When I set my sights on becoming a physical therapist, I always imagined I would work with athletes or at least practice in an outpatient orthopedic setting, but as I made my way through different coursework in school and ventured out into my clinical rotations, I fell in love with the world of neurological rehabilitation (think treating patients who have suffered a stroke, spinal cord injury, or traumatic brain injury). I remember feeling particularly excited by what I was learning during our unit in school on spinal cord injuries. When I had a rotation at an inpatient rehabilitation hospital and worked primarily with spinal cord injured patients, I felt what I imagine is what people describe when they talk about a “passion” or a “calling.” I feel extremely lucky that I now work in what morphed into my dream job over the years; I work at an inpatient rehabilitation hospital and am currently on the spinal cord injury team.
I remember talking to a mentor of mine early in my journey to becoming a PT and saying that I couldn’t imagine spending weeks working toward a patient goal of walking to the bathroom independently. I said that I wanted to help people get back to running marathons or playing competitive sports rather than “those smaller victories.” With more exposure to different types of patients and clinical practice, my perspective and my “why” as a PT shifted and I now see how much the impact of reaching what I labeled as a “small victory” can mean for someones independence, quality of life, self esteem, and more.
My day to day job at the hospital is challenging and rewarding; it is both exciting and exhausting. My coworkers and I are often working toward very practical goals to improve patients’ independence, improve their safety awareness, and address their balance deficits.This work fills me up and it feels like the space I should be right now in my life as physical therapist. That being said, I have another space which I feel energized by and pulled to pursue. In addition to my background in physical therapy, I love working out and I feel that I have so much to offer with my experience of playing competitive sports and working out on my own for many years. I specifically see a need for programs designed with women in mind and with the intention of empowering women to have the confidence to either initiate strength training altogether or take their current approach to the next level.
So many of my friends and my mom’s friends have never set foot in a weight room or have no resistance training in their fitness routines whatsoever. (Note: resistance training can include free weights, weight machines, resistance bands, or simply your own body weight). There seem to be 3 main ideas that present as barriers to individuals initiating resistance training. First, starting is intimidating. I felt very intimidated when I first began exploring strength training my freshman year of college. Beyond that, I felt embarrassed to be taking a bench in the weight room from a guy who I thought “deserved it more” since I only had 10 lb dumbbells and his were 50 lb. The truth is we each deserve to be in that space as much as anyone else and we all have to start somewhere even if it’s only with 2 lbs.
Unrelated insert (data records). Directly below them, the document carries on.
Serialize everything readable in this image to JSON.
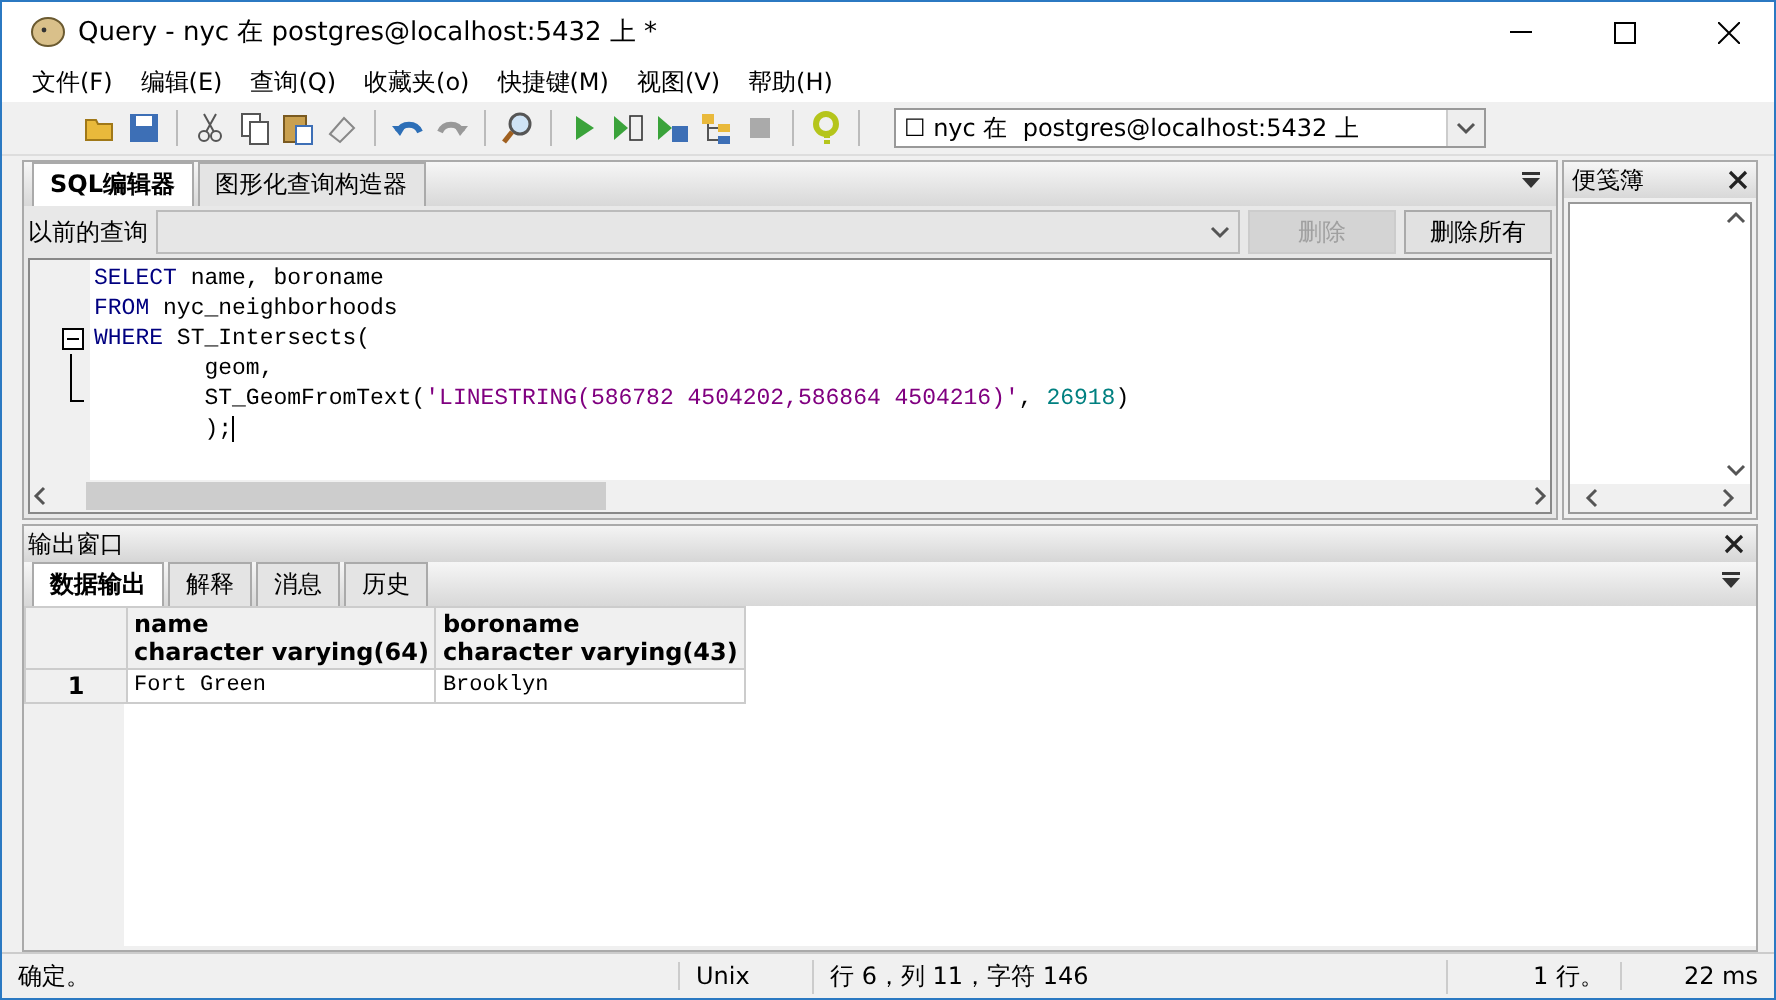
{
  "window": {
    "title": "Query - nyc 在  postgres@localhost:5432 上 *"
  },
  "menu": [
    "文件(F)",
    "编辑(E)",
    "查询(Q)",
    "收藏夹(o)",
    "快捷键(M)",
    "视图(V)",
    "帮助(H)"
  ],
  "connection": {
    "value": "☐ nyc 在  postgres@localhost:5432 上"
  },
  "editor_tabs": [
    {
      "label": "SQL编辑器",
      "selected": true
    },
    {
      "label": "图形化查询构造器",
      "selected": false
    }
  ],
  "previous_queries": {
    "label": "以前的查询",
    "buttons": [
      {
        "label": "删除",
        "disabled": true
      },
      {
        "label": "删除所有",
        "disabled": false
      }
    ]
  },
  "code_lines": [
    {
      "fold_toggle": false,
      "fold_body": false,
      "fold_end": false,
      "caret": false,
      "segments": [
        {
          "kind": "keyword",
          "text": "SELECT"
        },
        {
          "kind": "plain",
          "text": " name, boroname"
        }
      ]
    },
    {
      "fold_toggle": false,
      "fold_body": false,
      "fold_end": false,
      "caret": false,
      "segments": [
        {
          "kind": "keyword",
          "text": "FROM"
        },
        {
          "kind": "plain",
          "text": " nyc_neighborhoods"
        }
      ]
    },
    {
      "fold_toggle": true,
      "fold_body": false,
      "fold_end": false,
      "caret": false,
      "segments": [
        {
          "kind": "keyword",
          "text": "WHERE"
        },
        {
          "kind": "plain",
          "text": " ST_Intersects("
        }
      ]
    },
    {
      "fold_toggle": false,
      "fold_body": true,
      "fold_end": false,
      "caret": false,
      "segments": [
        {
          "kind": "plain",
          "text": "        geom,"
        }
      ]
    },
    {
      "fold_toggle": false,
      "fold_body": false,
      "fold_end": true,
      "caret": false,
      "segments": [
        {
          "kind": "plain",
          "text": "        ST_GeomFromText("
        },
        {
          "kind": "string",
          "text": "'LINESTRING(586782 4504202,586864 4504216)'"
        },
        {
          "kind": "plain",
          "text": ", "
        },
        {
          "kind": "number",
          "text": "26918"
        },
        {
          "kind": "plain",
          "text": ")"
        }
      ]
    },
    {
      "fold_toggle": false,
      "fold_body": false,
      "fold_end": false,
      "caret": true,
      "segments": [
        {
          "kind": "plain",
          "text": "        );"
        }
      ]
    }
  ],
  "notepad": {
    "title": "便笺簿"
  },
  "output": {
    "title": "输出窗口",
    "tabs": [
      {
        "label": "数据输出",
        "selected": true
      },
      {
        "label": "解释",
        "selected": false
      },
      {
        "label": "消息",
        "selected": false
      },
      {
        "label": "历史",
        "selected": false
      }
    ],
    "columns": [
      {
        "name": "name",
        "type": "character varying(64)"
      },
      {
        "name": "boroname",
        "type": "character varying(43)"
      }
    ],
    "rows": [
      {
        "number": "1",
        "cells": [
          "Fort Green",
          "Brooklyn"
        ]
      }
    ]
  },
  "status_bar": {
    "message": "确定。",
    "line_ending": "Unix",
    "position": "行 6，列 11，字符 146",
    "rows": "1 行。",
    "time": "22 ms"
  }
}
Next, aside from the general intimidation factor of venturing into the unknown territory of resistance training, many of my friends are nervous they might injure themselves since they don’t know where to begin or whether they are using proper form. This is a real concern, but with sufficient guidance that focuses on proper form (which I’m happy to provide to you!), resistance training can actually play a big role in preventing injury. The third and final idea I hear most is that women don’t want to look “bulky” or whatever other adjective they associate with the stereotype in their mind of women body builders. Again, I understand this concern, but that is where having your “why” comes in to your personalized workout program. We can focus on different types of exercises depending on your goals and it is important to note that the primary reason I encourage women to engage in strength training is NOT for reasons that pertain to one’s aesthetic or physique but rather for its many other benefits such as maintaining bone density, improving balance, or improving sleep.
I have wanted to start this blog and business to share this enthusiasm and expertise, specifically centering women and their unique needs, for a long time. Every step of the way I have met resistance to starting within myself. This resistance has come in the form of fear of failure or judgement, wanting to wait until the “perfect time,” or having too many directions I want to go in and thus not going in any direction at all. I’m finally finding the strength to simply start and see where it takes me, and I hope that if you feel a desire within you to start something new (whether it be resistance training, meditation, writing, going on a daily walk, etc) that you find the strength to StartNow.